Despite being a top cannabis market in the United States, Michigan largely has been ignored by multistate operators because of the low barriers to entry for new licensees.
However, with plenty of market growth and heavy fragmentation across the supply chain, the state offers a compelling opportunity for efficient private operators.
Michigan’s unlimited licensing for new businesses has spurred heavy fragmentation of market share in both cultivation and retail.
The fragmentation, in turn, has caused price compression. Initially, this was offset by consumer demand, with recreational sales per dispensary peaking at $5 million in April 2021. However, demand has slowed in recent months, and prices have continued their decline.
This highly competitive environment has kept most publicly traded companies away from Michigan.
After 1½ years of recreational cannabis legalization, the market still is not showing signs of consolidation.
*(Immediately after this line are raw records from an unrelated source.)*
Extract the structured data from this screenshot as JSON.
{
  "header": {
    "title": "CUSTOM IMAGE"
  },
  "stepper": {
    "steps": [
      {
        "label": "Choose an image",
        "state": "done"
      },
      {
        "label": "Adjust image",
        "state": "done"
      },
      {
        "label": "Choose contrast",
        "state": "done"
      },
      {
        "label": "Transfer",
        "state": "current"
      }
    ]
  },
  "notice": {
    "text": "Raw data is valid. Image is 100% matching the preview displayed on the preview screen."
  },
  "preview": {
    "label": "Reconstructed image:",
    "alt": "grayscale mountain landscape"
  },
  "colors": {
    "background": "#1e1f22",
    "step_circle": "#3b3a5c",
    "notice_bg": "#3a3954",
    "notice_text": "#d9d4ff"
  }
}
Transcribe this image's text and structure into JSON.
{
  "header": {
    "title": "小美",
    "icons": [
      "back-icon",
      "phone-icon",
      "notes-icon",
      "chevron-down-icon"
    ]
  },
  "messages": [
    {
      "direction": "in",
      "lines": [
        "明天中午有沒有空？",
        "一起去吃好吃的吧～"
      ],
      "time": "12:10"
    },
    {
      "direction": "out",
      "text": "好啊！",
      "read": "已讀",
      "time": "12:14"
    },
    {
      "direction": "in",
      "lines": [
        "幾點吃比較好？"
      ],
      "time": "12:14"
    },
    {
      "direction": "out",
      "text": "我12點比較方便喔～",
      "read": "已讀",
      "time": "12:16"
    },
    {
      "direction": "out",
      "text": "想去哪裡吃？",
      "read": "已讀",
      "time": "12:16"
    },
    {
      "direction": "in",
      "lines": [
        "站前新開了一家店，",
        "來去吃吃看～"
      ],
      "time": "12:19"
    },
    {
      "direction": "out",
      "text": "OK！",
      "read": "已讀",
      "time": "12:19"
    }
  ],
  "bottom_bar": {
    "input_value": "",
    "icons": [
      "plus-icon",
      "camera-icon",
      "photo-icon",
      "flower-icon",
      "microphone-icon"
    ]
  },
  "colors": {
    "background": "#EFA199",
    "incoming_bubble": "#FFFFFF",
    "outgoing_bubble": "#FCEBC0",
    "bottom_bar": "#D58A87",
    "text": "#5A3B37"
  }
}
The largest retail operator owns only 6% of the market, and the largest licensed cultivator owns less than 5%.
This lack of consolidation has led to specialization.
Except for vertically integrated Lume Cannabis Co., the leading operators in the state focus on only one area of the supply chain.
LivWell Enlightened Health, for example, has the leading market share in licensed cultivation and is exclusively wholesaling in the state.
On the other side of the scale, 3Fifteen Cannabis, a leader in dispensary market share, does not have any recreational cultivation.
This supply-chain specialization also proves to prospective investors that less capital can be leveraged to grow market share in a core business function rather than via vertical integration.
The capital generated from specialization can be used to expand the core business or across the supply chain.
As the market matures, consolidation likely will follow. The strongest players in their respective areas of the supply chain will move into vertically integrated businesses, but this will take time because it also requires stabilized pricing and asset counts.
Continued price compression as well as growth in the number of retailers should keep the cannabis industry leaders at bay, allowing the most efficient private operators to establish market share.
Industry leaders will inevitably pay to acquire that share once the market reaches maturity.
Michigan is a rare opportunity for smaller operators to potentially conquer a top market through operational efficiency.
It’s also an opportunity for investors to identify discounted valuations that could drastically expand if they can identify the best operators.